tests using various selectable AF points across the frame to simulate my
typical usage. My inital findings were that straight out of the box, (i.e.
without any AF-miscroadjustments) the lens was consistenly nailing focus.
I had no concerns. After almost a year of happy shooting I estimate the
lens delivers a healthy keeper rate of upwards of 90%.
But feelings are one thing, facts are another though so lets delve into this
in a more measured fashion...
I set up a camera with cable release on sturdy tripod.
Exposure Mode: Manual
AF mode: Single shot
AF type: Single point AF
Drive mode: Single Shooting
step 1) defocus to foreground,
step 2) release,
step 3) defocus to background,
Step 4) release
...repeat steps 1-4 until 20 AF-driven images are taken
step 41) Switch lens to manual focus
step 42) Turn on live view with 10x magnification
step 43) Take reference shot for comparison
I ran the test for 6 scenarios:
1) Center AF-point at f/5.6
2) Center AF-point at f/1.4
3) Off Axis AF-point at f/5.6
4) Off Axis AF-point at f/1.4
5) Low light with Off-Axis, cross-type AF-point at f/2
5) Very Low light with Off-Axis, line-type AF-point at f/2
Analysis of Results:
1) The first test is very easy for most lenses. Cross-Type AF point,
reasonable depth of field, midtone subject, good contrast for AF system to
use. Subject was in full shade. The AF was 100% consistent
2) The second test is a little more tricky. Subject was in full shade.
Cross-Type AF point and good contrast for AF system, however this is,

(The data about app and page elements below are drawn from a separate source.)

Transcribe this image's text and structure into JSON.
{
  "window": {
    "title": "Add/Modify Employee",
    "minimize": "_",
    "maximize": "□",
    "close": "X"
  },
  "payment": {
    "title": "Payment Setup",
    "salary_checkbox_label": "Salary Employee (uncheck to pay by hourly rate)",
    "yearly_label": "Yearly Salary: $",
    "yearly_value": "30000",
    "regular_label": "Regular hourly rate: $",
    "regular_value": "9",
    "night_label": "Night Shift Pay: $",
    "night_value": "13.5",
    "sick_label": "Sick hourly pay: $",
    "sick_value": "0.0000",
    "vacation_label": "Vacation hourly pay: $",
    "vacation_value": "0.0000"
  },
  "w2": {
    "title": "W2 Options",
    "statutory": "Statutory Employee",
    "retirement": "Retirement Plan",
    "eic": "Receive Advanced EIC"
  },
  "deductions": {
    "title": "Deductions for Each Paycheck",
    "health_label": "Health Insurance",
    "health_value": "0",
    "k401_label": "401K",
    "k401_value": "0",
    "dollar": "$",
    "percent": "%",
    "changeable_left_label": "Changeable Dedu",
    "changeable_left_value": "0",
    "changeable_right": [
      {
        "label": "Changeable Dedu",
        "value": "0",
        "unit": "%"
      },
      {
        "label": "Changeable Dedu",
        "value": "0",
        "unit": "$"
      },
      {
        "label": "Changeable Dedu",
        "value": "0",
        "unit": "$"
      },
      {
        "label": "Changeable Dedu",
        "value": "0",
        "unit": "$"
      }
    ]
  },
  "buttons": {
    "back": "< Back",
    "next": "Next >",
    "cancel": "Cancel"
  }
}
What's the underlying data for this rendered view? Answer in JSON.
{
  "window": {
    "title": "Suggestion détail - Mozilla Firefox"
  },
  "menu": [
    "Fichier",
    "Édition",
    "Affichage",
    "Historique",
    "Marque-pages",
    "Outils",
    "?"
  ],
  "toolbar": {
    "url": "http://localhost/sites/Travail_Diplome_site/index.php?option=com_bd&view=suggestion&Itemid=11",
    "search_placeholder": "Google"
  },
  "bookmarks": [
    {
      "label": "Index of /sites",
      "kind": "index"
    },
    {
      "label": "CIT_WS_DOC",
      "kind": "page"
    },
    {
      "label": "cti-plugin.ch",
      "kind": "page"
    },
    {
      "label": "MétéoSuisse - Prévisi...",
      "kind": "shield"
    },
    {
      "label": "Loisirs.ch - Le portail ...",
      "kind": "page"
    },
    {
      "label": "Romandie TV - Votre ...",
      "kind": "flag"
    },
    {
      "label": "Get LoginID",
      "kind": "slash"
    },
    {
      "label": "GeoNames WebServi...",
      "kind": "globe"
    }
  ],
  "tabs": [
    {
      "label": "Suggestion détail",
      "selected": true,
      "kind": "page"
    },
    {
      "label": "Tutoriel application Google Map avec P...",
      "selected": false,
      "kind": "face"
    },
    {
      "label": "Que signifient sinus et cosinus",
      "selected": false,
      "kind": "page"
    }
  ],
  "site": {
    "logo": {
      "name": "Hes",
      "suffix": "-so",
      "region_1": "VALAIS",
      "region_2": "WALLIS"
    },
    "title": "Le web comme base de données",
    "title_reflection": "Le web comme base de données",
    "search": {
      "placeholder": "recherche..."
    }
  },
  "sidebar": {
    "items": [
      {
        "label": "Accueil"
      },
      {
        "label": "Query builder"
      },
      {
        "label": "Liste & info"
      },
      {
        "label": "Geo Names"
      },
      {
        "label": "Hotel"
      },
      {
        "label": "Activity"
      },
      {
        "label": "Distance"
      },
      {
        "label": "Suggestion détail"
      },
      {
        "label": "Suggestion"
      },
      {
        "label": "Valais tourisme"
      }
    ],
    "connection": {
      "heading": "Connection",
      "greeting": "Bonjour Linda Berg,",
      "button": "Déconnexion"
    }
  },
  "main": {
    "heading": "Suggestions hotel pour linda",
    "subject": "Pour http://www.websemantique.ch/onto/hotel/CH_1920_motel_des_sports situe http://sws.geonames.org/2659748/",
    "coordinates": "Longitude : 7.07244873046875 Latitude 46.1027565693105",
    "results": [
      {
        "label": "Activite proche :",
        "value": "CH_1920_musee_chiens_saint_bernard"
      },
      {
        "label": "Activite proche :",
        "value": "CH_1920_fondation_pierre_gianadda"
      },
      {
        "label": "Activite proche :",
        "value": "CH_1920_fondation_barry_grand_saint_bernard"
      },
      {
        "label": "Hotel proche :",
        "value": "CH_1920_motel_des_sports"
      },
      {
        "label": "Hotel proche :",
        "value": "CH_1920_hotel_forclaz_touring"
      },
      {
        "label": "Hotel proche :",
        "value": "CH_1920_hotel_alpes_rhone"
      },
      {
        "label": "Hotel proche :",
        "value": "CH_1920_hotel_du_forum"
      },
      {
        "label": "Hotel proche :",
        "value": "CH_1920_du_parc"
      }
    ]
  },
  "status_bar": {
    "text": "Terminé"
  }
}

shallow depth of field, dark subject, and the textured background is
brighter than the subject and there is a bright downpipe in the foreground to the right of the cross-type point. Here we missed 2 images out of the 20, both front-focused slightly. AF was 90% consistent

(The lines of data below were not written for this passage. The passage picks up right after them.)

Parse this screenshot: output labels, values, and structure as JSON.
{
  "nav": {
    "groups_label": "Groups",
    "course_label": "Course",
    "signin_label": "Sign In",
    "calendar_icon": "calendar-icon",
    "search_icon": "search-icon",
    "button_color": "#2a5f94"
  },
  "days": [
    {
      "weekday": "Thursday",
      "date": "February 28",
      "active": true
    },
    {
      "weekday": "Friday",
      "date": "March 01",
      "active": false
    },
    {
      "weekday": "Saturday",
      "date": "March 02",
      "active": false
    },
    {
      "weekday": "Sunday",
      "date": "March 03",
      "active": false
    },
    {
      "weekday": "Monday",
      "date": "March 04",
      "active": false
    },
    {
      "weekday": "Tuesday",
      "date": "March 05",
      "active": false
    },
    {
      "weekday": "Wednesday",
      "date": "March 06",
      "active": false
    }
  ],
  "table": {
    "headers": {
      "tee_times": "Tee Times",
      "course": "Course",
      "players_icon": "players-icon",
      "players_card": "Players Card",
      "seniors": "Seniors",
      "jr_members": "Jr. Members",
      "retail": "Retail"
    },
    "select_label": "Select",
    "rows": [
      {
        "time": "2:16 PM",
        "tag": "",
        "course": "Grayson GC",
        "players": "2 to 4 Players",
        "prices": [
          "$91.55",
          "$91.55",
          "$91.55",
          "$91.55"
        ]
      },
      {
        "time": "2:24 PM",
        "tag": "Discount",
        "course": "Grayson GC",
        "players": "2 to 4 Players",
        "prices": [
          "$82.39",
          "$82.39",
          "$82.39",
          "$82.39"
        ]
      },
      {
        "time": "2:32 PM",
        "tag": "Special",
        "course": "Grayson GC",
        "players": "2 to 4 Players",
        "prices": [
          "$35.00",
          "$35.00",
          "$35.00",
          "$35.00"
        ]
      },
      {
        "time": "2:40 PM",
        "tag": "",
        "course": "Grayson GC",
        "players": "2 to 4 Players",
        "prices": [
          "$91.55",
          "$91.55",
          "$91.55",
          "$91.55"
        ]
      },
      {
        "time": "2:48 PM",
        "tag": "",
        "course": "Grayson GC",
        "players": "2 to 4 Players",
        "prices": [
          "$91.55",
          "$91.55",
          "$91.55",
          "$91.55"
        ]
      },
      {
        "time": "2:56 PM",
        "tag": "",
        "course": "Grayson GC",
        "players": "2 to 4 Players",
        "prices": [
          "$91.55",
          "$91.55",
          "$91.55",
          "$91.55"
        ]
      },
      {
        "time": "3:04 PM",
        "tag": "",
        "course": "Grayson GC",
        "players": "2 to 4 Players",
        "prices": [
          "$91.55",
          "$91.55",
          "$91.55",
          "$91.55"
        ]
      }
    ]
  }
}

3) The third test was relatively easy as well. While it is only a line-type AF
point, the subject is in full sun and has very high contrast. AF system
should have no problem measuring the subject distance and there is
plenty of depth of field as well. The AF was 100% consistent
4) The fourth test again was a bit more tricky. Subject was in full shade.
Line-type AF point, moderate subject contrast, shallow depth of field. Here
again we had 2 images which were marginally front-focused, so AF consistency was 90%.
5) The fifth test was conducted on the 80D, which as of making of this
video has the tightest pixel pitch available in DSLRs. Ambient light was
5.3Ev (9.3 stops darker than full sun) - this is 2/3 of a stop darker than the
DXO "low light" lens tests. Subject was backlit, but direct sun was flagged
off (so no direct sunlight into lens) Subject dark-to-midtone. Off-Axis,
Cross-type AF point. Shallow depth of field. AF was spot on with 55% of
shots. 30% were marginal misses while the remaining 15% were clear
misses. Of all the inconsistent shots 25% were front-focused, which
means the remaining 75% of shots were backfocused. With a small backward calibration the AF accuracy and consistency would be improved.
6) The sixth test was conducted on the 6D at even lowere light levels. 3.3
Ev. (11.3 stops darker than full sun) Off-Axis, non-cross-type AF-point was used. Subject is slighly darker than midtone subject, but with good contrast for AF system. AF was 75% consistent with 20% being marginal misses and only one shot being clealy misfocused.
i) Consistency was excellent in ideal scenarios
ii) In trickier scenarios consistency remained at a level I'm happy to work with.
iii) On the ultra demanding 80D, in low light conditions accuracy dropped but was mostly still in the range where AFMA calibration could prove useful. (the near-misses were predominantly in the same direction)
iv) Fairly consistent performance with the 6D in low light.
I did a followup test with the 80D after doing AFMA calibration which resulted in a more consistent keeper rate:
When using autofocus high contrast elements on your subject acquire focus more reliably.
If your subject is brighter than the surrounding then the camera will grab focus more consistently
Brighter objects near the selected AF point can fool the AF system if the lens is focusing from a very defocused state.
Back-light is tricky for an AF system. If there is flare introduced by back-light then AF system is more likely to miss focus.